Environment Minister says consultations for Alton Gas project were 'sufficient'

Margaret Miller

Nova Scotia's Environment Minister has released her decision on the appeal of the industrial approval for the Alton Gas project, saying consultations with Sipekne'katik First Nation were sufficient.

Margaret Miller states that the terms and conditions of the approval are sufficient to protect the environment.

However, the approval has been amended to require the company to meet all applicable provincial, federal and municipal laws, including any future amendments to them.

It also requires Alton Gas to develop a communication plan for information sharing with Sipekne'katik First Nation on environmental issues that may require an amendment to the approval.

The first nation has 30 days to appeal.

The department issued industrial approval to Alton Natural Gas Storage LP in January 2016 to operate a proposed brine storage pond in Colchester County, which led to six appeals.

All six were dismissed in April 2016, after which the Sipekne'katik First Nation appealed the Minister’s decision to the Supreme Court on issues of procedural fairness and adequate consultation.

On January 27th, 2017 the consultation matter was sent back to the Minister for a decision, which was released today.

The project has been in the works for 12 years, with the company wanting to use water from the Shubenacadie River to flush out underground salt deposits to create caverns east of Alton that will eventually store natural gas.

The company says the leftover brine solution will be pumped into the river, twice a day at high tide, over a two- to three-year period.

Alton Gas says it has scientific studies showing the brine will not hurt the environment, but Indigenous protesters and their allies say aquatic life will be put at risk.

The protesters had set up a permanent protest camp near the Shubenacadie River, but a recent Nova Scotia Supreme Court order laid out a small patch of land where Aboriginal and other protesters would be permitted.

The Canadan Press reported in February that the federal government was stepping in, with Environment and Climate Change Canada saying the proposed regulations for the Alton Gas project will be aimed at managing potential threats to fish, fish habitat, and human health.

The federal department said the proposed regulations under the Fisheries Act are due later this year and will establish "conditions on any brine releases."

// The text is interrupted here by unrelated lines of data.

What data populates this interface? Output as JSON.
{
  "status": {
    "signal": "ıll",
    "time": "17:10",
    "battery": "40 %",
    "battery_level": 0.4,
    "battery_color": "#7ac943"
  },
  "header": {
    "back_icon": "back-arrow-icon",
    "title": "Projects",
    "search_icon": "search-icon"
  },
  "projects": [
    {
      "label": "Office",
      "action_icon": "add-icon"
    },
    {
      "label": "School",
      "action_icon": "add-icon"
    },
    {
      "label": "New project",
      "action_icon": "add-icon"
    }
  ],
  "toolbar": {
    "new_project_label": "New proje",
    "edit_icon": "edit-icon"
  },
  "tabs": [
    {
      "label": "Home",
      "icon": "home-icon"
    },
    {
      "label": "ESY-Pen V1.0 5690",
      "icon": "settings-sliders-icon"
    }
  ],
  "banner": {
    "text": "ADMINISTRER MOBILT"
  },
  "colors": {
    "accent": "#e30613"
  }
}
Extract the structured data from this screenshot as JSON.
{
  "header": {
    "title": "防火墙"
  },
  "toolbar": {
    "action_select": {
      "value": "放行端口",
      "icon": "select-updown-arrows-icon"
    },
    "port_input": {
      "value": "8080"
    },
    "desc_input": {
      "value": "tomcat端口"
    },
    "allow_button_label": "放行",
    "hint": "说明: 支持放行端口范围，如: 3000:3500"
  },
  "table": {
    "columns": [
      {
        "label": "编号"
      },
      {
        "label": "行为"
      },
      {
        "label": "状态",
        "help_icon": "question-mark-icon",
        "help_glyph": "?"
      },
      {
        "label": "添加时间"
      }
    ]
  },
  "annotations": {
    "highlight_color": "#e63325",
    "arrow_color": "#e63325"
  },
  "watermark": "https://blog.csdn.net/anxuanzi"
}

Last month, the Nova Scotia Utility and Review Board approved a construction extension after the previous approval ran out last September.

(With files from The Canadian Press)